#### DATA EXTRACT

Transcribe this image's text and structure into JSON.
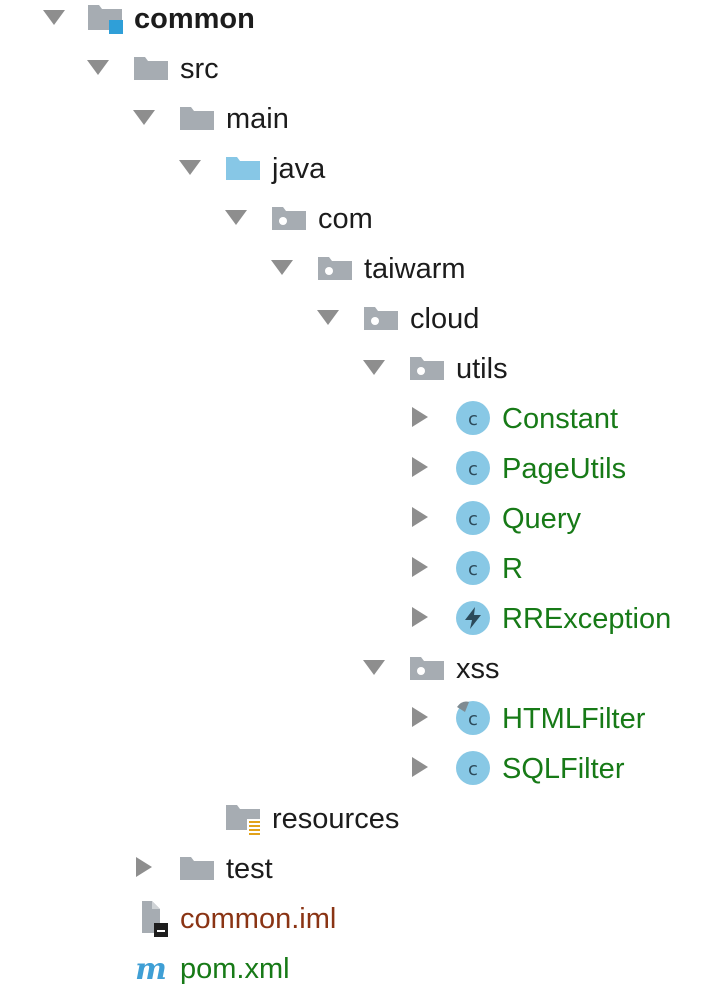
{
  "project_tree": {
    "root": {
      "label": "common",
      "icon": "module-folder-icon",
      "expanded": true
    },
    "nodes": [
      {
        "label": "src",
        "icon": "folder-icon",
        "expanded": true
      },
      {
        "label": "main",
        "icon": "folder-icon",
        "expanded": true
      },
      {
        "label": "java",
        "icon": "source-root-folder-icon",
        "expanded": true
      },
      {
        "label": "com",
        "icon": "package-icon",
        "expanded": true
      },
      {
        "label": "taiwarm",
        "icon": "package-icon",
        "expanded": true
      },
      {
        "label": "cloud",
        "icon": "package-icon",
        "expanded": true
      },
      {
        "label": "utils",
        "icon": "package-icon",
        "expanded": true
      },
      {
        "label": "Constant",
        "icon": "class-icon",
        "expanded": false
      },
      {
        "label": "PageUtils",
        "icon": "class-icon",
        "expanded": false
      },
      {
        "label": "Query",
        "icon": "class-icon",
        "expanded": false
      },
      {
        "label": "R",
        "icon": "class-icon",
        "expanded": false
      },
      {
        "label": "RRException",
        "icon": "exception-class-icon",
        "expanded": false
      },
      {
        "label": "xss",
        "icon": "package-icon",
        "expanded": true
      },
      {
        "label": "HTMLFilter",
        "icon": "class-icon",
        "expanded": false
      },
      {
        "label": "SQLFilter",
        "icon": "class-icon",
        "expanded": false
      },
      {
        "label": "resources",
        "icon": "resources-folder-icon"
      },
      {
        "label": "test",
        "icon": "folder-icon",
        "expanded": false
      },
      {
        "label": "common.iml",
        "icon": "iml-file-icon"
      },
      {
        "label": "pom.xml",
        "icon": "maven-icon"
      }
    ]
  },
  "colors": {
    "class_name": "#177a17",
    "unversioned_file": "#8a3414",
    "folder": "#a6acb2",
    "source_root": "#87c7e6",
    "class_badge": "#88c8e5",
    "arrow": "#8e8e8e"
  }
}
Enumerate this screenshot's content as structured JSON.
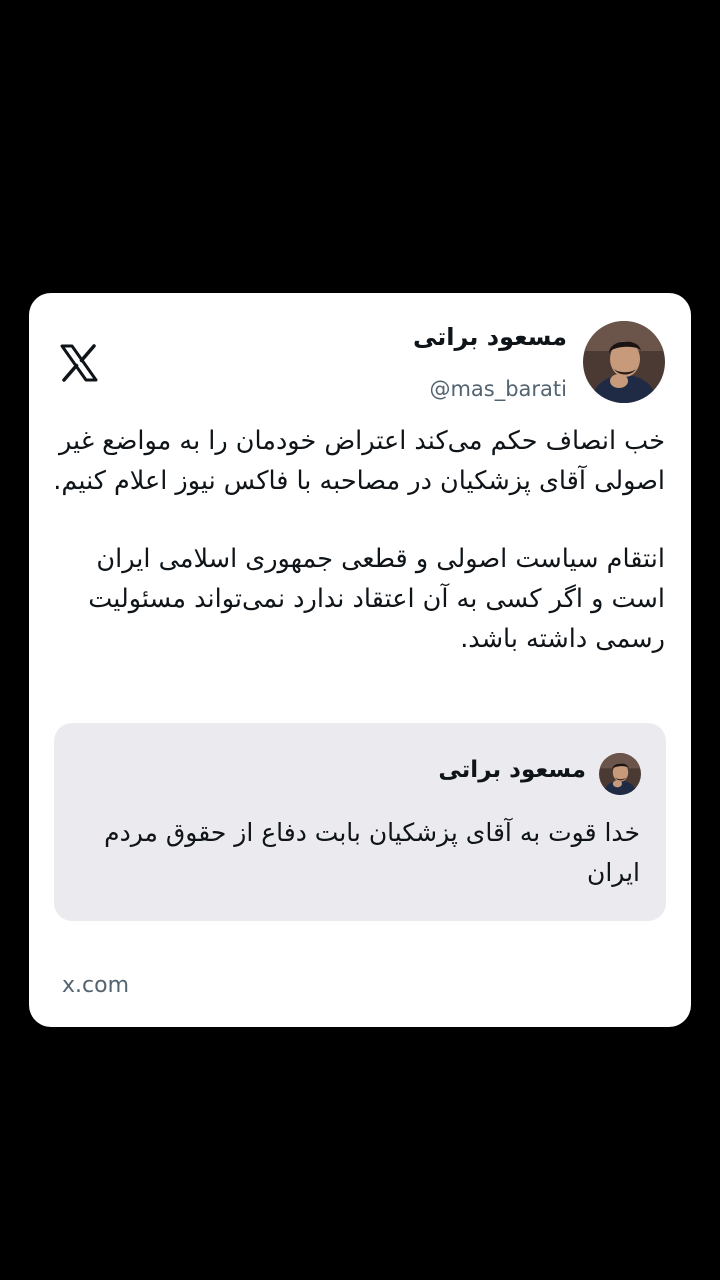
{
  "post": {
    "author_name": "مسعود براتی",
    "author_handle": "@mas_barati",
    "paragraphs": [
      "خب انصاف حکم می‌کند اعتراض خودمان را به مواضع غیر اصولی آقای پزشکیان در مصاحبه با فاکس نیوز اعلام کنیم.",
      "انتقام سیاست اصولی و قطعی جمهوری اسلامی ایران است و اگر کسی به آن اعتقاد ندارد نمی‌تواند مسئولیت رسمی داشته باشد."
    ]
  },
  "quoted_post": {
    "author_name": "مسعود براتی",
    "text": "خدا قوت به آقای پزشکیان بابت دفاع از حقوق مردم ایران"
  },
  "footer": {
    "domain": "x.com"
  },
  "icons": {
    "brand": "x-logo-icon"
  },
  "colors": {
    "background": "#000000",
    "card": "#ffffff",
    "quote_background": "#ebebef",
    "text_primary": "#0f1419",
    "text_secondary": "#536471"
  }
}
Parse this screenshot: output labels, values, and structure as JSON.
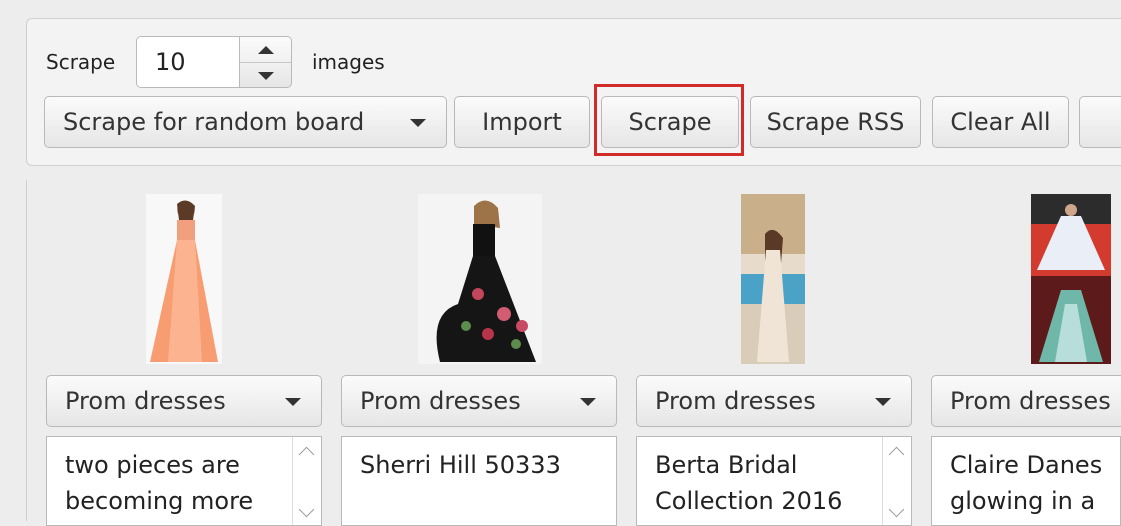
{
  "toolbar": {
    "scrape_label": "Scrape",
    "count_value": "10",
    "images_label": "images",
    "board_select": "Scrape for random board",
    "import_button": "Import",
    "scrape_button": "Scrape",
    "scrape_rss_button": "Scrape RSS",
    "clear_all_button": "Clear All"
  },
  "cards": [
    {
      "board": "Prom dresses",
      "description": "two pieces are becoming more",
      "has_scroll": true
    },
    {
      "board": "Prom dresses",
      "description": "Sherri Hill 50333",
      "has_scroll": false
    },
    {
      "board": "Prom dresses",
      "description": "Berta Bridal Collection 2016",
      "has_scroll": true
    },
    {
      "board": "Prom dresses",
      "description": "Claire Danes glowing in a",
      "has_scroll": false
    }
  ],
  "colors": {
    "highlight": "#d12a2a"
  }
}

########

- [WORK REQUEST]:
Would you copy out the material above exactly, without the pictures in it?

- [REPLY TO THE TASK]:
Transcribe this image's text and structure into JSON.
{
  "project_tree": {
    "root": {
      "label": "common",
      "icon": "module-folder-icon",
      "expanded": true
    },
    "nodes": [
      {
        "label": "src",
        "icon": "folder-icon",
        "expanded": true
      },
      {
        "label": "main",
        "icon": "folder-icon",
        "expanded": true
      },
      {
        "label": "java",
        "icon": "source-root-folder-icon",
        "expanded": true
      },
      {
        "label": "com",
        "icon": "package-icon",
        "expanded": true
      },
      {
        "label": "taiwarm",
        "icon": "package-icon",
        "expanded": true
      },
      {
        "label": "cloud",
        "icon": "package-icon",
        "expanded": true
      },
      {
        "label": "utils",
        "icon": "package-icon",
        "expanded": true
      },
      {
        "label": "Constant",
        "icon": "class-icon",
        "expanded": false
      },
      {
        "label": "PageUtils",
        "icon": "class-icon",
        "expanded": false
      },
      {
        "label": "Query",
        "icon": "class-icon",
        "expanded": false
      },
      {
        "label": "R",
        "icon": "class-icon",
        "expanded": false
      },
      {
        "label": "RRException",
        "icon": "exception-class-icon",
        "expanded": false
      },
      {
        "label": "xss",
        "icon": "package-icon",
        "expanded": true
      },
      {
        "label": "HTMLFilter",
        "icon": "class-icon",
        "expanded": false
      },
      {
        "label": "SQLFilter",
        "icon": "class-icon",
        "expanded": false
      },
      {
        "label": "resources",
        "icon": "resources-folder-icon"
      },
      {
        "label": "test",
        "icon": "folder-icon",
        "expanded": false
      },
      {
        "label": "common.iml",
        "icon": "iml-file-icon"
      },
      {
        "label": "pom.xml",
        "icon": "maven-icon"
      }
    ]
  },
  "colors": {
    "class_name": "#177a17",
    "unversioned_file": "#8a3414",
    "folder": "#a6acb2",
    "source_root": "#87c7e6",
    "class_badge": "#88c8e5",
    "arrow": "#8e8e8e"
  }
}
Enumerate this screenshot's content as structured JSON.
{
  "post": {
    "author_name": "مسعود براتی",
    "author_handle": "@mas_barati",
    "paragraphs": [
      "خب انصاف حکم می‌کند اعتراض خودمان را به مواضع غیر اصولی آقای پزشکیان در مصاحبه با فاکس نیوز اعلام کنیم.",
      "انتقام سیاست اصولی و قطعی جمهوری اسلامی ایران است و اگر کسی به آن اعتقاد ندارد نمی‌تواند مسئولیت رسمی داشته باشد."
    ]
  },
  "quoted_post": {
    "author_name": "مسعود براتی",
    "text": "خدا قوت به آقای پزشکیان بابت دفاع از حقوق مردم ایران"
  },
  "footer": {
    "domain": "x.com"
  },
  "icons": {
    "brand": "x-logo-icon"
  },
  "colors": {
    "background": "#000000",
    "card": "#ffffff",
    "quote_background": "#ebebef",
    "text_primary": "#0f1419",
    "text_secondary": "#536471"
  }
}
Parse this screenshot: output labels, values, and structure as JSON.
{
  "toolbar": {
    "scrape_label": "Scrape",
    "count_value": "10",
    "images_label": "images",
    "board_select": "Scrape for random board",
    "import_button": "Import",
    "scrape_button": "Scrape",
    "scrape_rss_button": "Scrape RSS",
    "clear_all_button": "Clear All"
  },
  "cards": [
    {
      "board": "Prom dresses",
      "description": "two pieces are becoming more",
      "has_scroll": true
    },
    {
      "board": "Prom dresses",
      "description": "Sherri Hill 50333",
      "has_scroll": false
    },
    {
      "board": "Prom dresses",
      "description": "Berta Bridal Collection 2016",
      "has_scroll": true
    },
    {
      "board": "Prom dresses",
      "description": "Claire Danes glowing in a",
      "has_scroll": false
    }
  ],
  "colors": {
    "highlight": "#d12a2a"
  }
}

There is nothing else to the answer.